As a company, Reclaim Hosting is heavily invested in the cPanel software to drive a decent user experience for building on the web. It's been interesting to see them evolve the product after what honestly seemed like years of stagnation. The x3 theme which was still the default just a few years ago and felt straight out of the 90s has been replaced with Paper Lantern, a responsive theme built with Bootstrap, Angular, and jQuery. I've also kept a close eye not just on the user-facing features but also the administration tools. I love that they openly welcome discussion (and participate themselves!) in their Feature Request area and you can see as things develop and are coming down the pipe.

All that being said cPanel is a big piece of software and so change is gradual and slow (which is understandable) but they have now released a rather important new feature that will no doubt be of great use to a lot of people. The latest version of cPanel includes a Site Publisher.

Image of Site Publisher

Let me start by pointing out what Site Publisher is not. The Site Publisher feature is not a replacement for WordPress, Squarespace, Weebly, or any other true content management system. In fact it's not meant to be the primary means of driving most websites at all. The ability to edit or customize is incredibly restrained. Folks who take advantage of it should understand from the start the reason for these limitations and treat Site Publisher as a possible jumpstart to something better rather than the end solution.

Site Publisher at it's core is a series of templates and forms that allow someone to throw up a static website quickly. cPanel will ask for some basic information like your name, email, social media links, etc. And they take that information and dynamically inject it into a prebuilt HTML template and publish those files to your domain. At that point you're free to continue editing the site but would need to edit the HTML to do so, or you could later replace the existing site with a more full-featured CMS like WordPress.

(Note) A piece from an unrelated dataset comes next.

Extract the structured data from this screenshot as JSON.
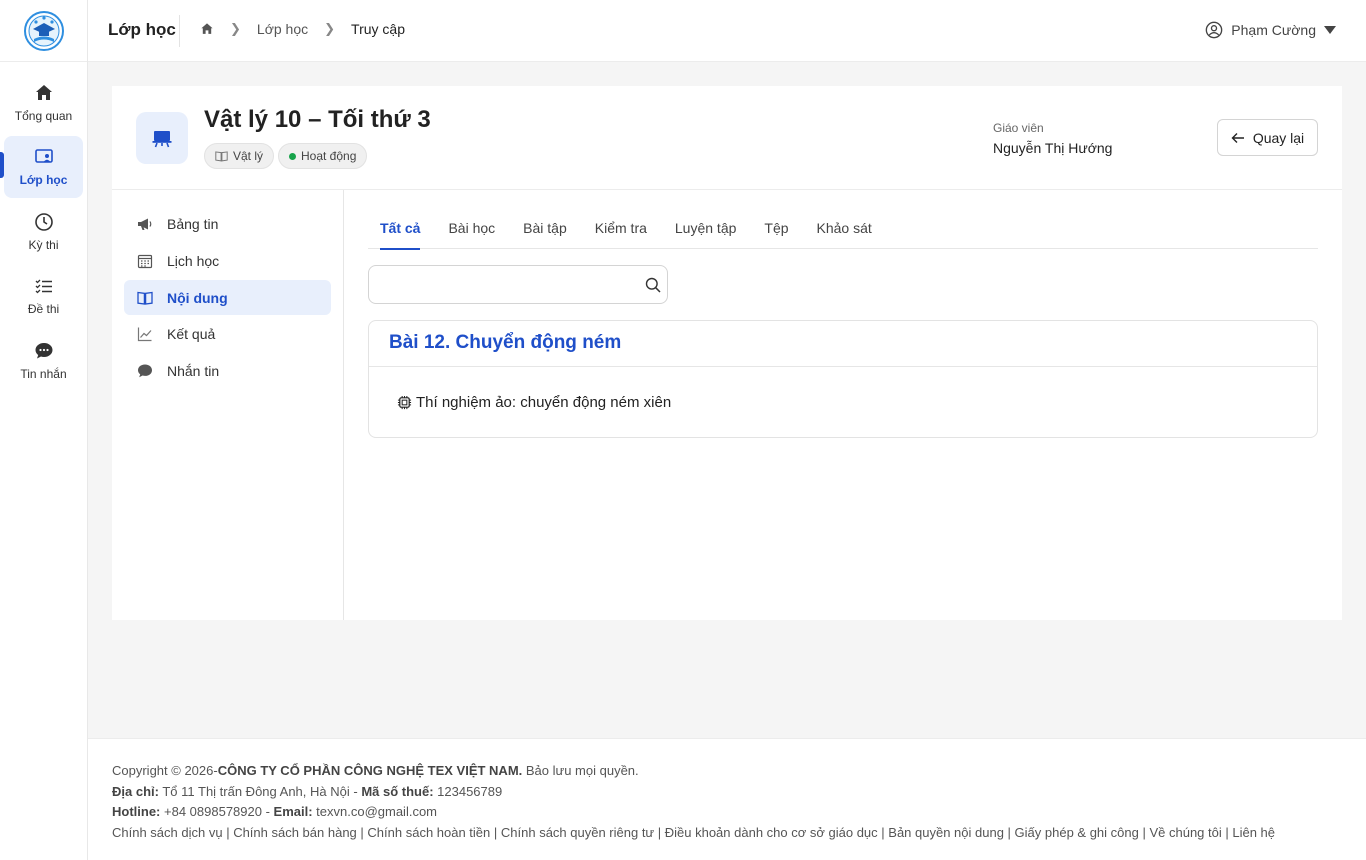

So why is this useful? Some immediate uses I can think of are parked domains. You bought a great domain but you're not sure what to do with it yet. Site Publisher has a simple "Coming Soon" template that you could throw up there with a few clicks. A lot of folks also love as a destination for a simple Bio Site and Site Publisher has a simple theme that would meet that need. The simple idea is to make it easy to throw something on your domain while you think you through possible next steps.

What's also great is that cPanel has approached this feature in a way that is extensible to web hosting companies like Reclaim. We're able to build custom templates and make those available to our community. I've played around a bit with that and we've already got two themes available today:


Screenshot of Aerial
Aerial is very much in the spirit of a minimal "About Me" type site. Just a form with some basic information about yourself and your links to social media and you've got a pretty great looking website. This theme is provided with a Creative Commons license from HTML5 Up

Clean Feed

Screenshot of Clean Feed
As I was experimenting with building templates I thought it would be cool to utilize Feed2JS to dynamically pull content from an alternative source. A remote blog of sorts. So Clean Feed does exactly that by taking an RSS Feed and converting it to a simple Blog site that updates dynamically. The theme is taken from Start Boostrap

We're making all of our templates available on GitHub with open source licensing to make it easy for other hosting providers that use cPanel to make use of them. How useful this stuff is I'm still trying to work out, but it seems like some low-hanging fruit to domain management that was missing previously and it's been fun to start playing around with and see what's possible. If nothing else it provides a short-term win for someone diving into hosting and domains to throw up a simple website while they start thinking through future plans.